David Faro (HS’89)

David Faro (HS’89)

David Faro (HS’89) has lived and worked with some of the most privileged people on the planet.

As the former Enrichment Director of The World—the largest private luxury expedition ship sailing on the world’s oceans—David’s job was to ensure that people living on the ship had access to a first-class lifestyle while visiting many of the world’s top destinations. From seeing penguins in Antarctica to enjoying sport fishing in Zihuatanejo, the experiences available to the residents of this ship’s palatial suites were up-close-and-personal. Through a lot of it, David Faro had the good fortune to be front and centre.

“Sometimes I feel like I’ve been everywhere in the world, twice. I’ve visited all seven continents and over 150 countries,” the enigmatic changemaker enthuses. “Part of my job was to build a network of leading academics to fly in and educate our residents on every point of interest imaginable. If they wanted to climb mountains, the ship brought us to places like Alaska and we made it happen. If they wanted to scuba dive, we voyaged to the Great Barrier Reef. If residents wanted to learn about Shackleton and his famous voyage, we brought them to the South Atlantic Ocean to follow in his footsteps.”

David met his wife Tricia on board, and the two lived a life most people only dream about. “We worked 16-hour days together to give residents whatever they wanted. My job was to help lead and maintain the lifestyle, education, and entertainment expectations on board. Tricia was a big part of the team that helped accomplish that.”

During his time at Luther, David was probably the one considered least likely to rub shoulders with the world’s elite. In fact, he was a bit of a dark horse amongst his peers. “I wasn’t the star academic or athlete. In fact, I was a rough kid, not easy to educate—an artsy type who loved musical theatre and played guitar in chapel. I was a PK—the pastor’s kid—and I questioned everything. My parents taught at Luther. Their friends were my teachers. If they challenged me, I challenged them back. I was rebellious,” he says, smiling at the memory. “Our education was couched in Lutheran principles, but all of us were encouraged to stretch and become bigger versions of ourselves through critical thinking. There’s deep value in that gift.”

While many of his peers went off to university, David travelled the globe, played folk music, planted trees, hitchhiked coast to coast, worked in the fishing industry, and opened art galleries in Sarasota, Florida. While it sounds like David earned a degree in the university of life, he also holds a Master of Public Administration.

“My first dreams were of being a rock star, and I spent six years touring the country with a band called Aunt Betsy. Our gig was acoustic, and it emerged from singing around Lutheran campfires,” he says. “In between making music, I rode motorcycles across Europe, India, and Southeast Asia. When Aunt Betsy started to take off, we moved to downtown Chicago, with a 32nd-floor apartment and a recording studio across the street.”

At the pinnacle of Aunt Betsy’s career, just as they were about to record their fourth album, a member of the band was struck and gravely injured while crossing the street to the studio. “It was horrific. We went outside and there were helicopters and police everywhere,” David recalls.
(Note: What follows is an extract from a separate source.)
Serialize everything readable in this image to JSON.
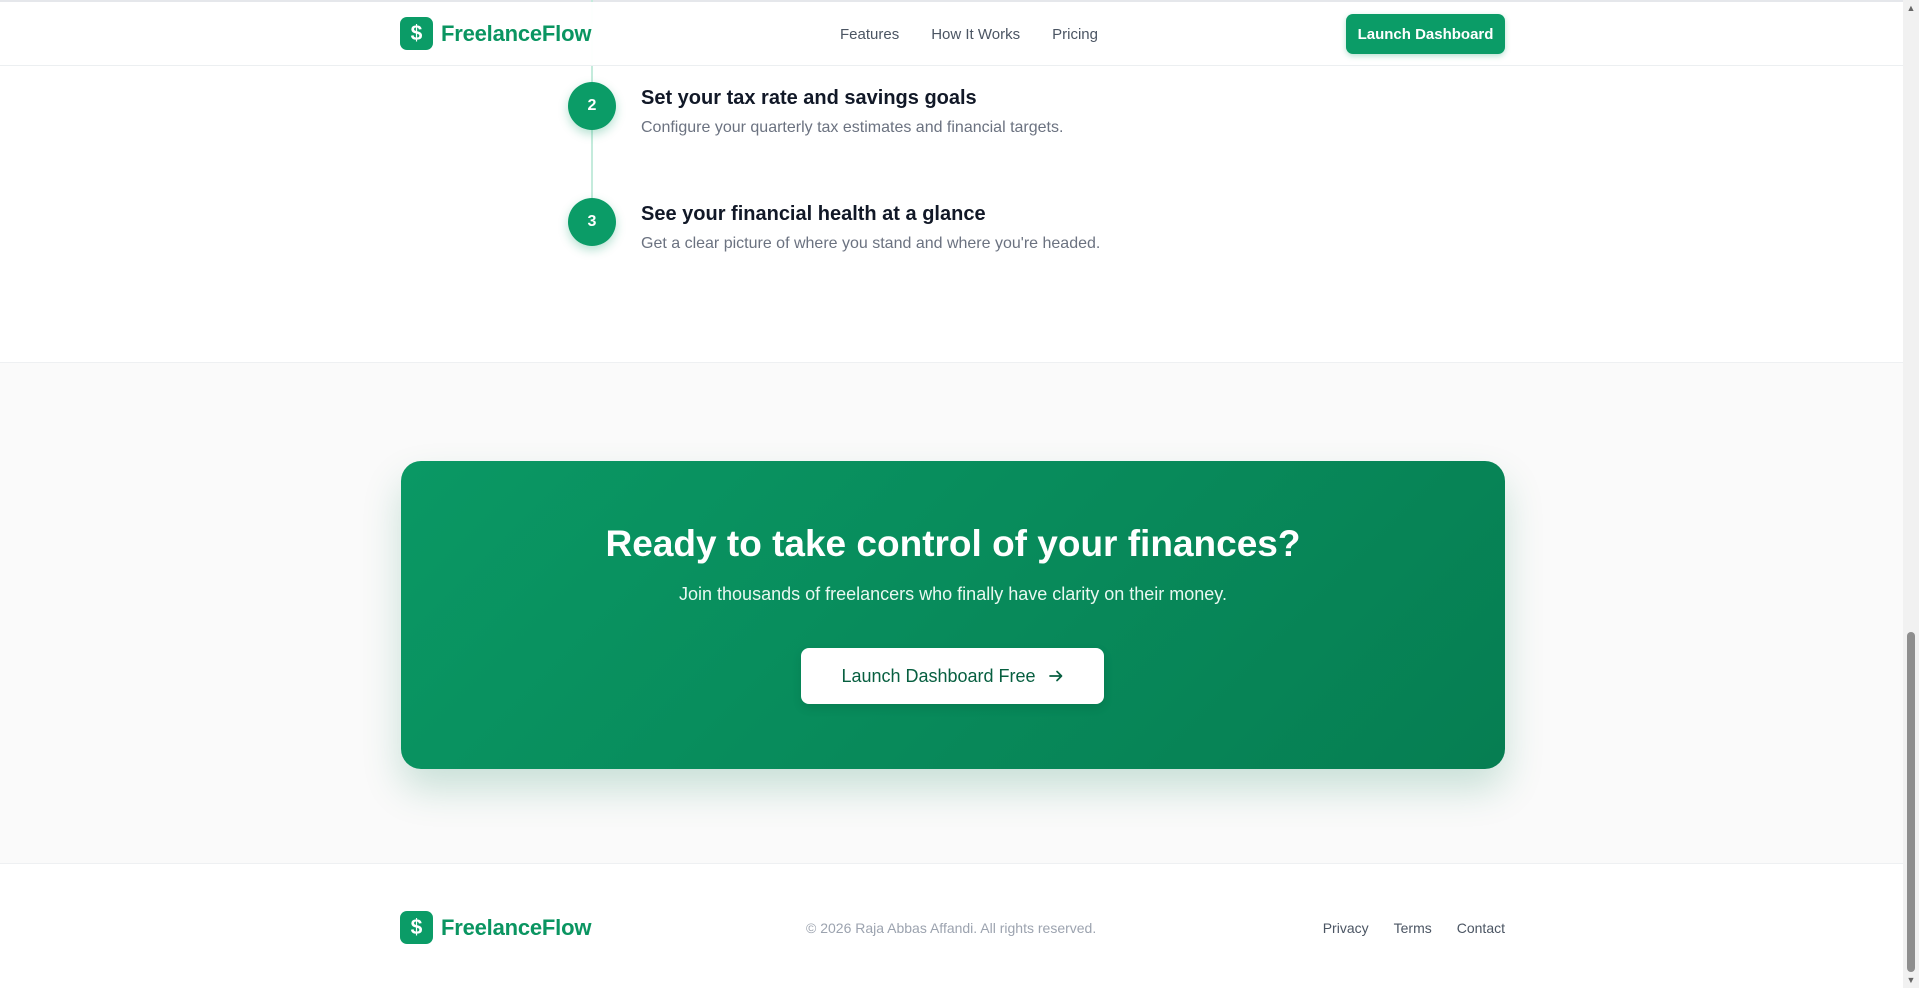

This seminal moment changed everything, and the band ceased to exist. “I sold everything and packed up and moved back to Washington state. I developed my love of the mountains and mountaineering there as a child. I needed some more of that,” he says.

In fact, David spent the next decade climbing, even though he readily admits it’s a dangerous sport.

“There’s not a serious climber out there who doesn’t know someone who’s lost their life.” For David, the pain of having lost loved ones to mountain adventures is deep. It’s taken years to come to terms with that time in his life. Yet he continues to return to the mountains. “For me, it’s about beauty,” he says simply. “It’s about connecting with energy that only mountains deliver.”

Today, David and Tricia have two sons, Isaiah, 16, and Leo, 11. “We’ve mostly home-schooled them—we’re the weird educator parents offering our kids experiential, child-led learning,” he laughs. “I lean on many of the life lessons that were shared with me by great educators like Rick Nostbakken and Randy Brooks. Our kids are now in the public system (in Olympia, Washington), but we’ve worked hard to raise well-rounded thinkers who, I hope, question everything.”

David’s world travels and unorthodox career path have given him a keen perspective on building collaborative networks. In addition to running his own podcast highlighting the adventures of other Luther grads, David now holds a national position that focuses on workforce development strategies in the hospitality industry. “I work with people aiming to see how things fit together today, and then see how they’d like things to fit together in the future. I work to make meaningful change happen.”

David says he’s lived the kind of life where he has wanted for nothing. “I’ve been blessed with so much,” he confides. “I deeply value people who seek opportunities to give something back to their communities. There’s a scholarship that honors my sister Jeniffer’s memory by giving opportunities to young people who love to sing. My younger sister Katie’s career gives back every day as an advocate for the deaf and hard of hearing. My parents are living examples of lives given in service to others. I hope I do the same, in my own small ways.”